with each respective first degree murder or attempted robbery
direct appeal, we affirmed Castaneda's
convictions.While the appeal was pending, however, the
U.S. Supreme Court decided Miller We rejected the
State's argument that Miller should not apply to
Castaneda's life in prison sentences, because
Nebraska's penalty statute did not contain the qualifier
"without parole." We held that a sentence of life
in prison in Nebraska essentially contains no possibility of
parole, because parole is available only upon a
sentence's being commutated, which-as '"an ad
hoc exercise of executive clemency'"-is a distinctly
different concept than parole as a matter of law.
Accordingly, we vacated Castaneda's life sentences for
first degree felony murder. We also vacated his other
sentences, because the sentencing court committed plain error
by ordering Castaneda's use of a deadly weapon to commit
a felony sentences to run concurrently with his other
sentences, instead of consecutively with all other sentences
as required by § 28-1205(3). We remanded the cause for
remand, the cause was assigned to a different district judge,
as the original judge had retired. Before resentencing, a
full evidentiary resentencing hearing was held. At that
hearing, Castaneda called three witnesses: Beverly Shields, a
juvenile detention specialist at the Douglas County Youth
Center at the time Castaneda was housed there prior to trial;
Dr. Kirk Newring, a psychologist who interviewed Castaneda
shortly before resentencing; and Dr. Colleen Conoley, an
adolescent neuropsychologist who completed an evaluation on
Castaneda in 2014.
testified that Castaneda was a model prisoner and "was
the best kid [she] ever worked with" during her
employment at the youth center. Newring testified as to the
prison culture and the effects of segregation on a person.
Conoley testified about Castaneda's current mental
status, having been diagnosed as schizophrenic; the
maturation process of the adolescent brain; and her belief
that Castaneda is not a high risk to reoffend "at this
point of his development."
a presentence report was ordered for sentencing. The
presentence report included, in part, the following
information: Conoley's evaluation of Castaneda; the
police reports of the crimes; letters from the victims'
friends and families; Castaneda's age at the time of his
crimes; Castaneda's prior criminal history of graffiti,
theft by unlawful taking, shoplifting, and disorderly
conduct; Castaneda's overall grade point average from
seventh to ninth grades of 3.58, high school diploma, and
paralegal studies certificate; Castaneda's involvement in
the "Must Be Criminal security threat group";
Castaneda's score as a high risk to reoffend on the
"LS/CMI, " a risk/needs assessment tool; a summary
of Castaneda's 56 misconduct reports from his
incarceration: 45 reports between February 4, 2011, and
January 21, 2012, and 11 reports between September 14, 2012,
and March 24, 2015; and Castaneda's probation
officer's recommendation that Castaneda be incarcerated

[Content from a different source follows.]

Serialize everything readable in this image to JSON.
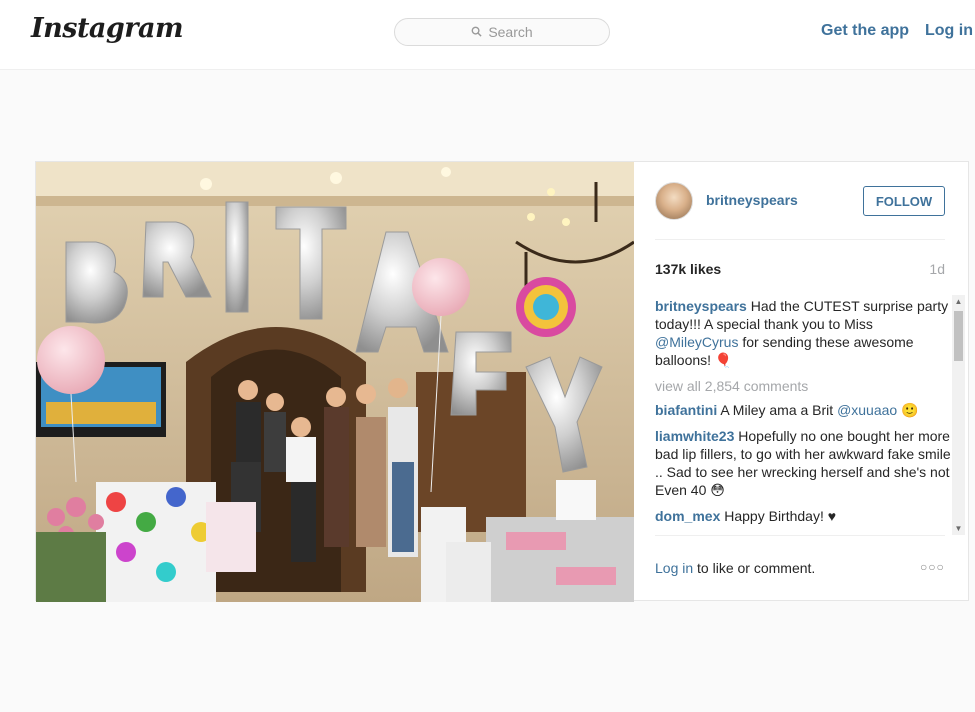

"for a very long time to come."
resentencing hearing, the court heard arguments by counsel
for Castaneda and the State. The court pronounced the
following prison sentences: 40 to 50 years for each first
degree murder conviction, 10 to 10 years for attempted second
degree murder, 5 to 5 years for the attempted robbery, 5 to 5
years for criminal conspiracy, and 5 to 5 years for each
weapon conviction. The criminal conspiracy and attempted
robbery sentences were ordered to run concurrently with each
other and with the attempted murder sentence. All other
sentences were ordered to run consecutively ...